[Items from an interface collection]
--------------------------------
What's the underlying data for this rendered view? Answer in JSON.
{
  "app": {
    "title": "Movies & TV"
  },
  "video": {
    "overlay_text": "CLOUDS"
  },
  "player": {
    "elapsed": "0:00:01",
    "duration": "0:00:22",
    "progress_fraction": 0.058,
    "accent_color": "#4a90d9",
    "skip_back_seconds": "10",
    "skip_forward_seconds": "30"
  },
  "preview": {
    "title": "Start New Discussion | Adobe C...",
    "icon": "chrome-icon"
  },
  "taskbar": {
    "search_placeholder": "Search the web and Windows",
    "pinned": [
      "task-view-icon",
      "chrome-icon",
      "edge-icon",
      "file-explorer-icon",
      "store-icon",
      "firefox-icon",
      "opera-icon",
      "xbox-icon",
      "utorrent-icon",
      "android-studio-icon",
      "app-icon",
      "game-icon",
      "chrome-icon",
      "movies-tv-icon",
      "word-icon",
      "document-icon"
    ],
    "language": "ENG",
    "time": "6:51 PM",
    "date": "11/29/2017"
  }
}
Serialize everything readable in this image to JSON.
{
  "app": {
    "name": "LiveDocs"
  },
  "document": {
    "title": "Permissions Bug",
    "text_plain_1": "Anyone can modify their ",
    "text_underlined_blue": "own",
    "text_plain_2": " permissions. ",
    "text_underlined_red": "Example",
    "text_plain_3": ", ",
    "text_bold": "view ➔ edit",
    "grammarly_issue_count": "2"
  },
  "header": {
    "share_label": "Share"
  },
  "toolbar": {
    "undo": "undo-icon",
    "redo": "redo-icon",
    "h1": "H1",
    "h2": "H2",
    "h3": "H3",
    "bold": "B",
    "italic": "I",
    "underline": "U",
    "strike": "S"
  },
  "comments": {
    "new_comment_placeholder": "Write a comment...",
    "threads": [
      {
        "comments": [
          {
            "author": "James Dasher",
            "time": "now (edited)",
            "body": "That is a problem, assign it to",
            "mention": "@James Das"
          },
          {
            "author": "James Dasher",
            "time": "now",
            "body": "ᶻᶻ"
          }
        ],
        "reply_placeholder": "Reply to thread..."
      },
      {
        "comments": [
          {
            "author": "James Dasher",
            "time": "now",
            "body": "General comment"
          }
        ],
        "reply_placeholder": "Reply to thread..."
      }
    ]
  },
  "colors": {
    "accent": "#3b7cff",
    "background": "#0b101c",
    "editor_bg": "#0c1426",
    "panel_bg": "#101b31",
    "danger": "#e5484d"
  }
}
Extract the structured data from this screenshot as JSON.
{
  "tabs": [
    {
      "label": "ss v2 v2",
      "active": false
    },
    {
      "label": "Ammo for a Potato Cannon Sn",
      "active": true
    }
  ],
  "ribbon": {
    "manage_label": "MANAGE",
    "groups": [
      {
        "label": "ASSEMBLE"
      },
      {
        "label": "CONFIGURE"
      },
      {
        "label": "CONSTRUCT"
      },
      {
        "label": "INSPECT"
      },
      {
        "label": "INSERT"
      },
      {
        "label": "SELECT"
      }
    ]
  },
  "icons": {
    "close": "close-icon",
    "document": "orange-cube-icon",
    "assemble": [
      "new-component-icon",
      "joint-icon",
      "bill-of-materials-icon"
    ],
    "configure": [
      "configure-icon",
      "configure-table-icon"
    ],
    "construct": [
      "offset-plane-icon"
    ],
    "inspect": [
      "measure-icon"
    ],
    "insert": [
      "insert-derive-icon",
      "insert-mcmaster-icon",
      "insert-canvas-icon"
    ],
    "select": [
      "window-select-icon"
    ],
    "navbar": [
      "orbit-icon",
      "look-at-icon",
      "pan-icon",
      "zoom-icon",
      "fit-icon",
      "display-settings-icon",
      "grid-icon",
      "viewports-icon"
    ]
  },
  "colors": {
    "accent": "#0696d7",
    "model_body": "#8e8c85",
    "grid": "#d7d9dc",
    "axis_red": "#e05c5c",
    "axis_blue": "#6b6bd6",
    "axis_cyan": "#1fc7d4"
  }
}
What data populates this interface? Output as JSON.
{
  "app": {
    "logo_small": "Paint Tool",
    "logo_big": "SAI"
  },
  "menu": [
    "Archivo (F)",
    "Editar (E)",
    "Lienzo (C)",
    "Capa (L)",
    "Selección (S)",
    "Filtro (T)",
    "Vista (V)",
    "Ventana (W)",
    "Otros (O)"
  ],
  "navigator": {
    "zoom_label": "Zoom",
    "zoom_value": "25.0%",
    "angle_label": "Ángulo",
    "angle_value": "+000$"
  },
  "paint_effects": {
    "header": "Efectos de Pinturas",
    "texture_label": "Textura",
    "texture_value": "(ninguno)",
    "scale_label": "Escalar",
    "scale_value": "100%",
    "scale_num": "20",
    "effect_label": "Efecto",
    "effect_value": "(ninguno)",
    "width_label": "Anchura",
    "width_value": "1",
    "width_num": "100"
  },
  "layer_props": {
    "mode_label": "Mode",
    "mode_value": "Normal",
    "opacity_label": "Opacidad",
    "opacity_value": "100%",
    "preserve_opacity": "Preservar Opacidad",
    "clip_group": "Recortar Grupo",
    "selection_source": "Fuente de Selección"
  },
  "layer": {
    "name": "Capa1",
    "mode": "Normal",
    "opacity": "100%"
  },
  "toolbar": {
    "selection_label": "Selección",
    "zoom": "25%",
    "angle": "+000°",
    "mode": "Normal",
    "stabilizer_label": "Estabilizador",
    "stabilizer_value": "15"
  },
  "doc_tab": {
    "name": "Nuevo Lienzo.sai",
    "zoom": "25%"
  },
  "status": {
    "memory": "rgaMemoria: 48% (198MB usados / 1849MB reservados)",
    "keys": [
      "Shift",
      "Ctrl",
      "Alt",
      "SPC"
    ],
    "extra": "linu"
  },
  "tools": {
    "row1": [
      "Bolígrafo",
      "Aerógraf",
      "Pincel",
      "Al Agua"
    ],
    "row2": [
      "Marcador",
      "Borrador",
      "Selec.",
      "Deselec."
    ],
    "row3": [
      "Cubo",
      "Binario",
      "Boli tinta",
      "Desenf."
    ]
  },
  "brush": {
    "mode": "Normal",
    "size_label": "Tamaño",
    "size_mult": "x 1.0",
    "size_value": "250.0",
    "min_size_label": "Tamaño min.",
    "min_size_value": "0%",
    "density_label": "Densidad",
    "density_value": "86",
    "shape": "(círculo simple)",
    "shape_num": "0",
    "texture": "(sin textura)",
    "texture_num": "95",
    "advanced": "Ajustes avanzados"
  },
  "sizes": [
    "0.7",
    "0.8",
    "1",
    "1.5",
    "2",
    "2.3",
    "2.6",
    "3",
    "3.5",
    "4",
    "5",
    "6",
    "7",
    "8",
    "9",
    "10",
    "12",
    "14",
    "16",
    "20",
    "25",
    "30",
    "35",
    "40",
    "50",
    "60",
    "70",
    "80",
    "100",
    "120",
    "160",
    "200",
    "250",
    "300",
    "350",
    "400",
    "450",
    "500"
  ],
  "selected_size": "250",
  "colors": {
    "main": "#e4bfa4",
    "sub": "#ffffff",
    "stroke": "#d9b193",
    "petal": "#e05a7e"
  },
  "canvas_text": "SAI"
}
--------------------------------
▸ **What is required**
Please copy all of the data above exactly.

▸ **Response to this task**
What's the underlying data for this rendered view? Answer in JSON.
{
  "app": {
    "title": "Movies & TV"
  },
  "video": {
    "overlay_text": "CLOUDS"
  },
  "player": {
    "elapsed": "0:00:01",
    "duration": "0:00:22",
    "progress_fraction": 0.058,
    "accent_color": "#4a90d9",
    "skip_back_seconds": "10",
    "skip_forward_seconds": "30"
  },
  "preview": {
    "title": "Start New Discussion | Adobe C...",
    "icon": "chrome-icon"
  },
  "taskbar": {
    "search_placeholder": "Search the web and Windows",
    "pinned": [
      "task-view-icon",
      "chrome-icon",
      "edge-icon",
      "file-explorer-icon",
      "store-icon",
      "firefox-icon",
      "opera-icon",
      "xbox-icon",
      "utorrent-icon",
      "android-studio-icon",
      "app-icon",
      "game-icon",
      "chrome-icon",
      "movies-tv-icon",
      "word-icon",
      "document-icon"
    ],
    "language": "ENG",
    "time": "6:51 PM",
    "date": "11/29/2017"
  }
}
Serialize everything readable in this image to JSON.
{
  "app": {
    "name": "LiveDocs"
  },
  "document": {
    "title": "Permissions Bug",
    "text_plain_1": "Anyone can modify their ",
    "text_underlined_blue": "own",
    "text_plain_2": " permissions. ",
    "text_underlined_red": "Example",
    "text_plain_3": ", ",
    "text_bold": "view ➔ edit",
    "grammarly_issue_count": "2"
  },
  "header": {
    "share_label": "Share"
  },
  "toolbar": {
    "undo": "undo-icon",
    "redo": "redo-icon",
    "h1": "H1",
    "h2": "H2",
    "h3": "H3",
    "bold": "B",
    "italic": "I",
    "underline": "U",
    "strike": "S"
  },
  "comments": {
    "new_comment_placeholder": "Write a comment...",
    "threads": [
      {
        "comments": [
          {
            "author": "James Dasher",
            "time": "now (edited)",
            "body": "That is a problem, assign it to",
            "mention": "@James Das"
          },
          {
            "author": "James Dasher",
            "time": "now",
            "body": "ᶻᶻ"
          }
        ],
        "reply_placeholder": "Reply to thread..."
      },
      {
        "comments": [
          {
            "author": "James Dasher",
            "time": "now",
            "body": "General comment"
          }
        ],
        "reply_placeholder": "Reply to thread..."
      }
    ]
  },
  "colors": {
    "accent": "#3b7cff",
    "background": "#0b101c",
    "editor_bg": "#0c1426",
    "panel_bg": "#101b31",
    "danger": "#e5484d"
  }
}
Extract the structured data from this screenshot as JSON.
{
  "tabs": [
    {
      "label": "ss v2 v2",
      "active": false
    },
    {
      "label": "Ammo for a Potato Cannon Sn",
      "active": true
    }
  ],
  "ribbon": {
    "manage_label": "MANAGE",
    "groups": [
      {
        "label": "ASSEMBLE"
      },
      {
        "label": "CONFIGURE"
      },
      {
        "label": "CONSTRUCT"
      },
      {
        "label": "INSPECT"
      },
      {
        "label": "INSERT"
      },
      {
        "label": "SELECT"
      }
    ]
  },
  "icons": {
    "close": "close-icon",
    "document": "orange-cube-icon",
    "assemble": [
      "new-component-icon",
      "joint-icon",
      "bill-of-materials-icon"
    ],
    "configure": [
      "configure-icon",
      "configure-table-icon"
    ],
    "construct": [
      "offset-plane-icon"
    ],
    "inspect": [
      "measure-icon"
    ],
    "insert": [
      "insert-derive-icon",
      "insert-mcmaster-icon",
      "insert-canvas-icon"
    ],
    "select": [
      "window-select-icon"
    ],
    "navbar": [
      "orbit-icon",
      "look-at-icon",
      "pan-icon",
      "zoom-icon",
      "fit-icon",
      "display-settings-icon",
      "grid-icon",
      "viewports-icon"
    ]
  },
  "colors": {
    "accent": "#0696d7",
    "model_body": "#8e8c85",
    "grid": "#d7d9dc",
    "axis_red": "#e05c5c",
    "axis_blue": "#6b6bd6",
    "axis_cyan": "#1fc7d4"
  }
}
What data populates this interface? Output as JSON.
{
  "app": {
    "logo_small": "Paint Tool",
    "logo_big": "SAI"
  },
  "menu": [
    "Archivo (F)",
    "Editar (E)",
    "Lienzo (C)",
    "Capa (L)",
    "Selección (S)",
    "Filtro (T)",
    "Vista (V)",
    "Ventana (W)",
    "Otros (O)"
  ],
  "navigator": {
    "zoom_label": "Zoom",
    "zoom_value": "25.0%",
    "angle_label": "Ángulo",
    "angle_value": "+000$"
  },
  "paint_effects": {
    "header": "Efectos de Pinturas",
    "texture_label": "Textura",
    "texture_value": "(ninguno)",
    "scale_label": "Escalar",
    "scale_value": "100%",
    "scale_num": "20",
    "effect_label": "Efecto",
    "effect_value": "(ninguno)",
    "width_label": "Anchura",
    "width_value": "1",
    "width_num": "100"
  },
  "layer_props": {
    "mode_label": "Mode",
    "mode_value": "Normal",
    "opacity_label": "Opacidad",
    "opacity_value": "100%",
    "preserve_opacity": "Preservar Opacidad",
    "clip_group": "Recortar Grupo",
    "selection_source": "Fuente de Selección"
  },
  "layer": {
    "name": "Capa1",
    "mode": "Normal",
    "opacity": "100%"
  },
  "toolbar": {
    "selection_label": "Selección",
    "zoom": "25%",
    "angle": "+000°",
    "mode": "Normal",
    "stabilizer_label": "Estabilizador",
    "stabilizer_value": "15"
  },
  "doc_tab": {
    "name": "Nuevo Lienzo.sai",
    "zoom": "25%"
  },
  "status": {
    "memory": "rgaMemoria: 48% (198MB usados / 1849MB reservados)",
    "keys": [
      "Shift",
      "Ctrl",
      "Alt",
      "SPC"
    ],
    "extra": "linu"
  },
  "tools": {
    "row1": [
      "Bolígrafo",
      "Aerógraf",
      "Pincel",
      "Al Agua"
    ],
    "row2": [
      "Marcador",
      "Borrador",
      "Selec.",
      "Deselec."
    ],
    "row3": [
      "Cubo",
      "Binario",
      "Boli tinta",
      "Desenf."
    ]
  },
  "brush": {
    "mode": "Normal",
    "size_label": "Tamaño",
    "size_mult": "x 1.0",
    "size_value": "250.0",
    "min_size_label": "Tamaño min.",
    "min_size_value": "0%",
    "density_label": "Densidad",
    "density_value": "86",
    "shape": "(círculo simple)",
    "shape_num": "0",
    "texture": "(sin textura)",
    "texture_num": "95",
    "advanced": "Ajustes avanzados"
  },
  "sizes": [
    "0.7",
    "0.8",
    "1",
    "1.5",
    "2",
    "2.3",
    "2.6",
    "3",
    "3.5",
    "4",
    "5",
    "6",
    "7",
    "8",
    "9",
    "10",
    "12",
    "14",
    "16",
    "20",
    "25",
    "30",
    "35",
    "40",
    "50",
    "60",
    "70",
    "80",
    "100",
    "120",
    "160",
    "200",
    "250",
    "300",
    "350",
    "400",
    "450",
    "500"
  ],
  "selected_size": "250",
  "colors": {
    "main": "#e4bfa4",
    "sub": "#ffffff",
    "stroke": "#d9b193",
    "petal": "#e05a7e"
  },
  "canvas_text": "SAI"
}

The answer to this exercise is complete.